**DESCRIPTION OF THE TASK:**
Copy out each line below that has the word "先限繋ぎ" in it.

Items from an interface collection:
-- Opening Marker --

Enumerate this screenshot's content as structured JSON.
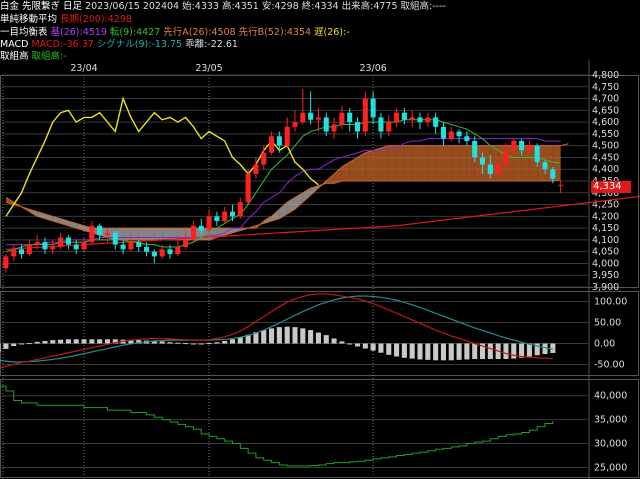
{
  "header": {
    "line1": {
      "instrument": "白金 先限繋ぎ 日足",
      "date": "2023/06/15",
      "contract": "202404",
      "open": "始:4333",
      "high": "高:4351",
      "low": "安:4298",
      "close": "終:4334",
      "volume": "出来高:4775",
      "oi": "取組高:----"
    },
    "line2": {
      "label": "単純移動平均",
      "ma_label": "長期(200):4298"
    },
    "line3": {
      "label": "一目均衡表",
      "kijun": "基(26):4519",
      "tenkan": "転(9):4427",
      "senkou_a": "先行A(26):4508",
      "senkou_b": "先行B(52):4354",
      "chikou": "遅(26):-"
    },
    "line4": {
      "label": "MACD",
      "macd": "MACD:-36.37",
      "signal": "シグナル(9):-13.75",
      "diff": "乖離:-22.61"
    },
    "line5": {
      "label": "取組高",
      "oi": "取組高:-"
    }
  },
  "colors": {
    "background": "#000000",
    "candle_up": "#ff2020",
    "candle_down": "#20e0e0",
    "kijun": "#9020e0",
    "tenkan": "#30c030",
    "chikou": "#e8e020",
    "ma200": "#e01818",
    "cloud_bull": "#c8662a",
    "cloud_bear": "#b0b0b0",
    "macd": "#c01818",
    "signal": "#209090",
    "oi_line": "#20a020",
    "price_tag": "#e01818"
  },
  "last_price": "4,334",
  "x_axis": {
    "labels": [
      "23/04",
      "23/05",
      "23/06"
    ]
  },
  "chart_data": [
    {
      "type": "candlestick",
      "title": "白金 先限繋ぎ 日足",
      "ylim": [
        3900,
        4800
      ],
      "y_ticks": [
        "4,800",
        "4,750",
        "4,700",
        "4,650",
        "4,600",
        "4,550",
        "4,500",
        "4,450",
        "4,400",
        "4,350",
        "4,300",
        "4,250",
        "4,200",
        "4,150",
        "4,100",
        "4,050",
        "4,000",
        "3,950",
        "3,900"
      ],
      "candles": [
        [
          3980,
          4030,
          3960,
          4040
        ],
        [
          4030,
          4060,
          4010,
          4080
        ],
        [
          4060,
          4040,
          4020,
          4080
        ],
        [
          4040,
          4080,
          4030,
          4100
        ],
        [
          4080,
          4090,
          4060,
          4120
        ],
        [
          4090,
          4060,
          4040,
          4110
        ],
        [
          4060,
          4070,
          4040,
          4100
        ],
        [
          4070,
          4110,
          4060,
          4130
        ],
        [
          4110,
          4080,
          4060,
          4120
        ],
        [
          4080,
          4060,
          4040,
          4100
        ],
        [
          4060,
          4090,
          4050,
          4110
        ],
        [
          4090,
          4160,
          4080,
          4180
        ],
        [
          4160,
          4120,
          4100,
          4170
        ],
        [
          4120,
          4130,
          4090,
          4150
        ],
        [
          4130,
          4080,
          4060,
          4140
        ],
        [
          4080,
          4060,
          4040,
          4100
        ],
        [
          4060,
          4090,
          4050,
          4110
        ],
        [
          4090,
          4070,
          4050,
          4100
        ],
        [
          4070,
          4050,
          4030,
          4090
        ],
        [
          4050,
          4030,
          4000,
          4060
        ],
        [
          4030,
          4060,
          4020,
          4080
        ],
        [
          4060,
          4040,
          4020,
          4080
        ],
        [
          4040,
          4070,
          4030,
          4100
        ],
        [
          4070,
          4100,
          4060,
          4130
        ],
        [
          4100,
          4160,
          4090,
          4180
        ],
        [
          4160,
          4140,
          4120,
          4190
        ],
        [
          4140,
          4200,
          4130,
          4230
        ],
        [
          4200,
          4180,
          4160,
          4220
        ],
        [
          4180,
          4220,
          4170,
          4240
        ],
        [
          4220,
          4200,
          4180,
          4250
        ],
        [
          4200,
          4260,
          4190,
          4280
        ],
        [
          4260,
          4380,
          4250,
          4400
        ],
        [
          4380,
          4420,
          4360,
          4450
        ],
        [
          4420,
          4470,
          4400,
          4500
        ],
        [
          4470,
          4540,
          4460,
          4560
        ],
        [
          4540,
          4500,
          4470,
          4560
        ],
        [
          4500,
          4580,
          4490,
          4620
        ],
        [
          4580,
          4600,
          4560,
          4650
        ],
        [
          4600,
          4640,
          4590,
          4740
        ],
        [
          4640,
          4610,
          4590,
          4730
        ],
        [
          4610,
          4620,
          4560,
          4660
        ],
        [
          4620,
          4560,
          4540,
          4640
        ],
        [
          4560,
          4590,
          4530,
          4620
        ],
        [
          4590,
          4640,
          4570,
          4670
        ],
        [
          4640,
          4600,
          4560,
          4660
        ],
        [
          4600,
          4560,
          4530,
          4620
        ],
        [
          4560,
          4700,
          4540,
          4730
        ],
        [
          4700,
          4620,
          4590,
          4730
        ],
        [
          4620,
          4560,
          4530,
          4640
        ],
        [
          4560,
          4600,
          4540,
          4630
        ],
        [
          4600,
          4640,
          4580,
          4660
        ],
        [
          4640,
          4610,
          4590,
          4660
        ],
        [
          4610,
          4620,
          4580,
          4650
        ],
        [
          4620,
          4600,
          4570,
          4640
        ],
        [
          4600,
          4620,
          4580,
          4640
        ],
        [
          4620,
          4580,
          4550,
          4640
        ],
        [
          4580,
          4530,
          4500,
          4600
        ],
        [
          4530,
          4560,
          4520,
          4580
        ],
        [
          4560,
          4540,
          4510,
          4570
        ],
        [
          4540,
          4520,
          4500,
          4560
        ],
        [
          4520,
          4450,
          4430,
          4540
        ],
        [
          4450,
          4420,
          4380,
          4470
        ],
        [
          4420,
          4380,
          4360,
          4460
        ],
        [
          4380,
          4420,
          4370,
          4450
        ],
        [
          4420,
          4480,
          4400,
          4510
        ],
        [
          4480,
          4520,
          4460,
          4530
        ],
        [
          4520,
          4480,
          4460,
          4530
        ],
        [
          4480,
          4500,
          4460,
          4520
        ],
        [
          4500,
          4430,
          4410,
          4510
        ],
        [
          4430,
          4400,
          4380,
          4440
        ],
        [
          4400,
          4360,
          4340,
          4410
        ],
        [
          4333,
          4334,
          4298,
          4351
        ]
      ],
      "kijun": [
        4080,
        4080,
        4080,
        4080,
        4080,
        4090,
        4090,
        4090,
        4100,
        4100,
        4100,
        4100,
        4110,
        4110,
        4110,
        4110,
        4110,
        4110,
        4110,
        4110,
        4110,
        4110,
        4110,
        4110,
        4110,
        4110,
        4120,
        4120,
        4130,
        4150,
        4150,
        4190,
        4220,
        4260,
        4280,
        4300,
        4340,
        4370,
        4390,
        4400,
        4400,
        4420,
        4440,
        4450,
        4460,
        4470,
        4480,
        4480,
        4480,
        4490,
        4490,
        4510,
        4520,
        4520,
        4530,
        4530,
        4530,
        4530,
        4530,
        4530,
        4530,
        4530,
        4530,
        4530,
        4530,
        4530,
        4530,
        4530,
        4530,
        4520,
        4520,
        4519
      ],
      "tenkan": [
        4050,
        4060,
        4070,
        4080,
        4080,
        4080,
        4080,
        4090,
        4090,
        4090,
        4090,
        4100,
        4100,
        4100,
        4100,
        4100,
        4090,
        4090,
        4080,
        4080,
        4070,
        4070,
        4070,
        4080,
        4090,
        4110,
        4130,
        4150,
        4170,
        4190,
        4210,
        4250,
        4300,
        4350,
        4400,
        4430,
        4460,
        4500,
        4540,
        4560,
        4570,
        4580,
        4580,
        4590,
        4590,
        4590,
        4600,
        4600,
        4600,
        4600,
        4600,
        4610,
        4610,
        4610,
        4610,
        4610,
        4600,
        4590,
        4580,
        4570,
        4550,
        4530,
        4500,
        4480,
        4460,
        4450,
        4450,
        4450,
        4450,
        4440,
        4430,
        4427
      ],
      "chikou": [
        4200,
        4250,
        4300,
        4380,
        4450,
        4520,
        4600,
        4640,
        4650,
        4600,
        4620,
        4620,
        4640,
        4600,
        4560,
        4700,
        4620,
        4560,
        4600,
        4640,
        4610,
        4620,
        4600,
        4620,
        4580,
        4530,
        4560,
        4540,
        4520,
        4450,
        4420,
        4380,
        4420,
        4480,
        4520,
        4480,
        4500,
        4430,
        4400,
        4360,
        4334
      ],
      "senkou_a": [
        4280,
        4260,
        4240,
        4220,
        4200,
        4190,
        4180,
        4170,
        4160,
        4150,
        4140,
        4130,
        4120,
        4110,
        4100,
        4100,
        4100,
        4100,
        4100,
        4100,
        4100,
        4100,
        4100,
        4100,
        4100,
        4100,
        4100,
        4110,
        4120,
        4130,
        4140,
        4150,
        4160,
        4170,
        4180,
        4190,
        4210,
        4230,
        4260,
        4290,
        4320,
        4350,
        4380,
        4410,
        4430,
        4450,
        4470,
        4480,
        4490,
        4500,
        4500,
        4500,
        4500,
        4500,
        4500,
        4500,
        4500,
        4500,
        4500,
        4500,
        4500,
        4500,
        4500,
        4500,
        4500,
        4500,
        4500,
        4500,
        4500,
        4500,
        4500,
        4500,
        4508
      ],
      "senkou_b": [
        4260,
        4250,
        4240,
        4230,
        4220,
        4210,
        4200,
        4190,
        4180,
        4170,
        4160,
        4150,
        4150,
        4150,
        4150,
        4150,
        4150,
        4150,
        4150,
        4150,
        4150,
        4150,
        4150,
        4150,
        4150,
        4150,
        4150,
        4150,
        4150,
        4150,
        4150,
        4150,
        4150,
        4180,
        4200,
        4230,
        4260,
        4280,
        4300,
        4320,
        4330,
        4340,
        4340,
        4350,
        4350,
        4350,
        4350,
        4350,
        4350,
        4350,
        4350,
        4350,
        4350,
        4350,
        4350,
        4350,
        4350,
        4350,
        4350,
        4350,
        4350,
        4350,
        4350,
        4350,
        4350,
        4350,
        4350,
        4350,
        4350,
        4350,
        4350,
        4354
      ],
      "ma200": [
        4060,
        4062,
        4064,
        4066,
        4068,
        4070,
        4072,
        4074,
        4076,
        4078,
        4080,
        4082,
        4084,
        4086,
        4088,
        4090,
        4092,
        4094,
        4096,
        4098,
        4100,
        4102,
        4104,
        4106,
        4108,
        4110,
        4112,
        4114,
        4116,
        4118,
        4120,
        4122,
        4124,
        4126,
        4128,
        4130,
        4132,
        4134,
        4136,
        4138,
        4140,
        4142,
        4144,
        4146,
        4148,
        4150,
        4152,
        4154,
        4156,
        4158,
        4160,
        4164,
        4168,
        4172,
        4176,
        4180,
        4184,
        4188,
        4192,
        4196,
        4200,
        4204,
        4208,
        4212,
        4216,
        4220,
        4224,
        4228,
        4232,
        4236,
        4240,
        4244,
        4248,
        4252,
        4256,
        4260,
        4264,
        4268,
        4272,
        4276,
        4280,
        4284,
        4288,
        4292,
        4296,
        4298
      ]
    },
    {
      "type": "line",
      "title": "MACD",
      "ylim": [
        -75,
        125
      ],
      "y_ticks": [
        "100.00",
        "50.00",
        "0.00",
        "-50.00"
      ],
      "series": [
        {
          "name": "MACD",
          "values": [
            -60,
            -55,
            -50,
            -45,
            -42,
            -38,
            -34,
            -30,
            -26,
            -22,
            -18,
            -14,
            -10,
            -6,
            -2,
            2,
            5,
            8,
            10,
            11,
            12,
            12,
            11,
            10,
            9,
            8,
            8,
            9,
            12,
            16,
            22,
            30,
            40,
            52,
            64,
            76,
            88,
            98,
            106,
            112,
            116,
            118,
            118,
            116,
            113,
            110,
            106,
            101,
            95,
            88,
            80,
            72,
            64,
            56,
            48,
            40,
            32,
            25,
            18,
            12,
            6,
            0,
            -6,
            -12,
            -18,
            -24,
            -28,
            -31,
            -33,
            -34,
            -35,
            -36.37
          ]
        },
        {
          "name": "シグナル(9)",
          "values": [
            -40,
            -42,
            -44,
            -44,
            -43,
            -42,
            -40,
            -38,
            -35,
            -32,
            -28,
            -24,
            -20,
            -16,
            -12,
            -8,
            -4,
            -1,
            2,
            4,
            6,
            7,
            8,
            8,
            8,
            8,
            8,
            8,
            9,
            10,
            12,
            15,
            19,
            25,
            32,
            40,
            49,
            58,
            67,
            76,
            84,
            92,
            98,
            104,
            108,
            111,
            113,
            113,
            112,
            110,
            107,
            103,
            98,
            92,
            86,
            79,
            72,
            65,
            58,
            51,
            44,
            37,
            31,
            25,
            19,
            13,
            8,
            3,
            -2,
            -6,
            -10,
            -13.75
          ]
        },
        {
          "name": "乖離",
          "values": [
            -20,
            -13,
            -6,
            -1,
            1,
            4,
            6,
            8,
            9,
            10,
            10,
            10,
            10,
            10,
            10,
            10,
            9,
            9,
            8,
            7,
            6,
            5,
            3,
            2,
            1,
            0,
            0,
            1,
            3,
            6,
            10,
            15,
            21,
            27,
            32,
            36,
            39,
            40,
            39,
            36,
            32,
            26,
            20,
            12,
            5,
            -1,
            -7,
            -12,
            -17,
            -22,
            -27,
            -31,
            -34,
            -36,
            -38,
            -39,
            -40,
            -40,
            -40,
            -39,
            -38,
            -37,
            -37,
            -37,
            -37,
            -37,
            -36,
            -34,
            -31,
            -28,
            -25,
            -22.61
          ]
        }
      ]
    },
    {
      "type": "line",
      "title": "取組高",
      "ylim": [
        23000,
        43500
      ],
      "y_ticks": [
        "40,000",
        "35,000",
        "30,000",
        "25,000"
      ],
      "series": [
        {
          "name": "取組高",
          "values": [
            42000,
            41000,
            39000,
            38500,
            38500,
            38000,
            38000,
            38000,
            38000,
            38000,
            38000,
            37500,
            37500,
            37500,
            37000,
            37000,
            37000,
            36500,
            36500,
            36000,
            35500,
            35000,
            34500,
            34000,
            33500,
            33000,
            32000,
            31500,
            31000,
            30500,
            30000,
            29000,
            28000,
            27000,
            26500,
            26000,
            25500,
            25300,
            25300,
            25300,
            25400,
            25500,
            25800,
            26000,
            26000,
            26200,
            26300,
            26500,
            26800,
            27000,
            27200,
            27500,
            27700,
            28000,
            28200,
            28500,
            28800,
            29000,
            29300,
            29500,
            30000,
            30300,
            30500,
            31000,
            31500,
            31800,
            32000,
            32300,
            32800,
            33500,
            34200,
            34700
          ]
        }
      ]
    }
  ]
}
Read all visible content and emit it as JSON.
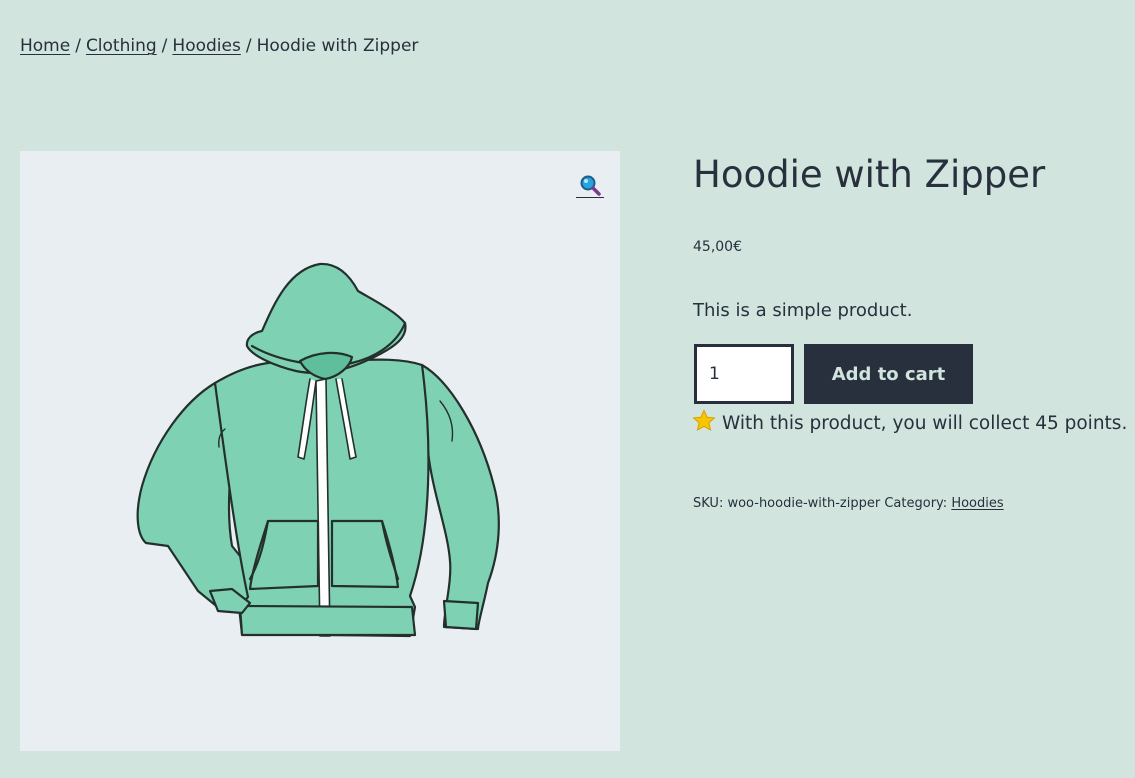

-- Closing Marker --

**TASK RESPONSE:**
      "instrument": "白金 先限繋ぎ 日足",
      "title": "白金 先限繋ぎ 日足",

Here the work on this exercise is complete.